Hamelman's formulae using the 3-stage Detmolder are all for use of rye flour at or in  excess of 70%. There is a massive difference between making sourdough rye bread with 40% rye flour and 70% rye flour.

For reference we use an 18 hour sour using whole rye flour @ 80% hydration.   The flour in the sour is 25% of total flour and we make it up in the dough to 100% with 60% Manitoba Very Strong White Flour and 15% Light Rye, Type 997. After a couple of hours bulk-proof we scale, divide and shape into bannetons and retard at 5*C for between 12 to 20 hours.

Andy

pmccool's picture
pmccool

Good to hear from you again, Andy.  I hope all is well with you and your bakery. 

Paul

ananda's picture
ananda

Hi Paul, thank you for your greeting.

All is well, the bakery is finally becoming the established business I believed it could and should be with 2 full-time bakers plus me.

Best wishes

Andy

Mini Oven's picture
Mini Oven

stiffer as the temperature drops, about two to three °C difference when compared to wheat. That translates into less expansion in a refrigerator depending upon the proportion of rye flour.  

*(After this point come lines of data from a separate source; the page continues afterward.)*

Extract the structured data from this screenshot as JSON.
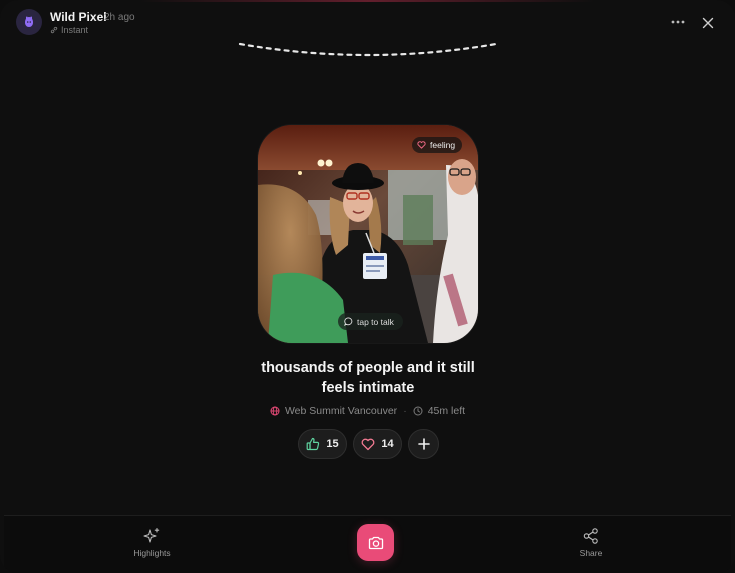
{
  "post": {
    "author": "Wild Pixel",
    "time": "2h ago",
    "mode": "Instant",
    "mood_chip": "feeling",
    "talk_chip": "tap to talk",
    "caption_line1": "thousands of people and it still",
    "caption_line2": "feels intimate",
    "location": "Web Summit Vancouver",
    "time_left": "45m left"
  },
  "reactions": {
    "likes": "15",
    "hearts": "14"
  },
  "bottom_nav": {
    "highlights_label": "Highlights",
    "share_label": "Share"
  },
  "colors": {
    "accent": "#e94b78",
    "like_icon": "#5fd3a0",
    "heart_icon": "#f27a92",
    "avatar_icon": "#8f6cf5"
  },
  "icons": [
    "avatar-pixel-icon",
    "link-icon",
    "more-icon",
    "close-icon",
    "heart-outline-icon",
    "chat-bubble-icon",
    "globe-icon",
    "clock-icon",
    "thumbs-up-icon",
    "heart-icon",
    "plus-icon",
    "sparkles-icon",
    "camera-icon",
    "share-icon"
  ]
}
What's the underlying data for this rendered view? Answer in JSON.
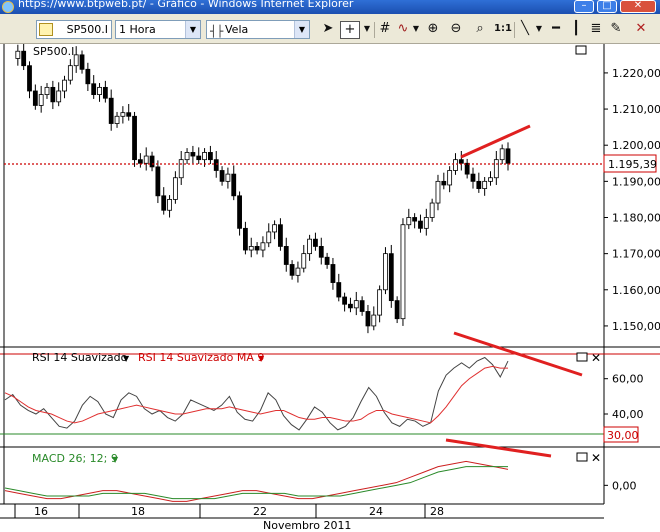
{
  "window": {
    "title": "https://www.btpweb.pt/ - Gráfico - Windows Internet Explorer"
  },
  "toolbar": {
    "symbol": "SP500.I",
    "period": "1 Hora",
    "chart_type": "Vela",
    "zoom_label": "1:1"
  },
  "panels": {
    "price": {
      "symbol_label": "SP500.I",
      "current_value": "1.195,39",
      "y_labels": [
        "1.220,00",
        "1.210,00",
        "1.200,00",
        "1.190,00",
        "1.180,00",
        "1.170,00",
        "1.160,00",
        "1.150,00"
      ]
    },
    "rsi": {
      "label": "RSI 14 Suavizado",
      "ma_label": "RSI 14 Suavizado MA 9",
      "threshold_value": "30,00",
      "y_labels": [
        "60,00",
        "40,00"
      ]
    },
    "macd": {
      "label": "MACD 26; 12; 9",
      "y_labels": [
        "0,00"
      ]
    }
  },
  "x_axis": {
    "tick_labels": [
      "16",
      "18",
      "22",
      "24",
      "28"
    ],
    "month_label": "Novembro 2011"
  },
  "colors": {
    "up_candle": "#000000",
    "down_candle": "#000000",
    "price_line": "#cc0000",
    "rsi_ma": "#e03030",
    "macd_line": "#cc2020",
    "macd_signal": "#2a8a2a",
    "trend_annotation": "#e02020"
  },
  "chart_data": {
    "type": "candlestick",
    "price_axis_range": [
      1145,
      1228
    ],
    "current_price": 1195.39,
    "price_series": [
      1224,
      1226,
      1222,
      1215,
      1211,
      1214,
      1216,
      1212,
      1215,
      1218,
      1222,
      1225,
      1221,
      1217,
      1214,
      1216,
      1213,
      1206,
      1208,
      1209,
      1208,
      1196,
      1195,
      1197,
      1194,
      1186,
      1182,
      1185,
      1191,
      1196,
      1198,
      1197,
      1196,
      1198,
      1196,
      1193,
      1190,
      1192,
      1186,
      1177,
      1171,
      1172,
      1171,
      1173,
      1176,
      1178,
      1172,
      1167,
      1164,
      1166,
      1170,
      1174,
      1172,
      1169,
      1167,
      1162,
      1158,
      1156,
      1155,
      1157,
      1154,
      1150,
      1153,
      1160,
      1170,
      1157,
      1152,
      1178,
      1180,
      1179,
      1177,
      1180,
      1184,
      1190,
      1189,
      1193,
      1196,
      1195,
      1192,
      1190,
      1188,
      1190,
      1191,
      1196,
      1199,
      1195
    ],
    "rsi_threshold": 30,
    "rsi_axis_range": [
      23,
      74
    ],
    "rsi_series": [
      48,
      51,
      45,
      42,
      40,
      43,
      38,
      33,
      32,
      36,
      45,
      50,
      47,
      40,
      38,
      48,
      52,
      50,
      43,
      40,
      42,
      38,
      36,
      40,
      48,
      46,
      44,
      42,
      45,
      50,
      41,
      37,
      36,
      42,
      52,
      48,
      39,
      34,
      31,
      37,
      44,
      41,
      35,
      31,
      33,
      38,
      47,
      55,
      50,
      41,
      35,
      33,
      37,
      36,
      33,
      35,
      53,
      62,
      66,
      69,
      66,
      70,
      72,
      68,
      61,
      70
    ],
    "rsi_ma_series": [
      52,
      50,
      47,
      44,
      42,
      41,
      40,
      38,
      36,
      35,
      36,
      38,
      40,
      41,
      42,
      43,
      44,
      45,
      44,
      43,
      42,
      41,
      40,
      40,
      41,
      42,
      43,
      43,
      43,
      44,
      43,
      42,
      41,
      40,
      41,
      42,
      42,
      40,
      38,
      37,
      37,
      38,
      38,
      37,
      36,
      36,
      37,
      40,
      42,
      42,
      40,
      39,
      38,
      37,
      36,
      35,
      39,
      44,
      50,
      56,
      60,
      63,
      66,
      67,
      66,
      66
    ],
    "macd_zero": 0,
    "macd_series": [
      -2,
      -3,
      -4,
      -5,
      -5,
      -4,
      -3,
      -2,
      -2,
      -3,
      -4,
      -5,
      -6,
      -6,
      -5,
      -4,
      -3,
      -2,
      -2,
      -3,
      -4,
      -5,
      -5,
      -4,
      -3,
      -2,
      -1,
      0,
      1,
      3,
      5,
      7,
      8,
      9,
      8,
      7,
      6
    ],
    "macd_signal_series": [
      -1,
      -2,
      -3,
      -4,
      -4,
      -4,
      -4,
      -3,
      -3,
      -3,
      -3,
      -4,
      -5,
      -5,
      -5,
      -5,
      -4,
      -3,
      -3,
      -3,
      -3,
      -4,
      -4,
      -4,
      -4,
      -3,
      -2,
      -1,
      0,
      1,
      3,
      5,
      6,
      7,
      7,
      7,
      7
    ]
  }
}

Great for refrigerated 100% rye starters as they rarely expand like a wheat starter saving space, use a smaller starter jar.  The yeast are still there but the matrix becomes brittle and cracks, the gas escapes.  So you can see what will happen with a pure rye loaf.  Add wheat into the dough or raise the temperature and it is possible to retard a loaf.  So, taking this in, expansion of a cold rye starter's fermentation and maturity should be judged by other qualities than volume:  degree of fermentation when placed into the fridge, fridge temp., taste, quick lifting of the starter surface with a fork,  any separation or discoloration,  a look at any bubbles trapped on sides or bottom, and the aroma of warmed up starter.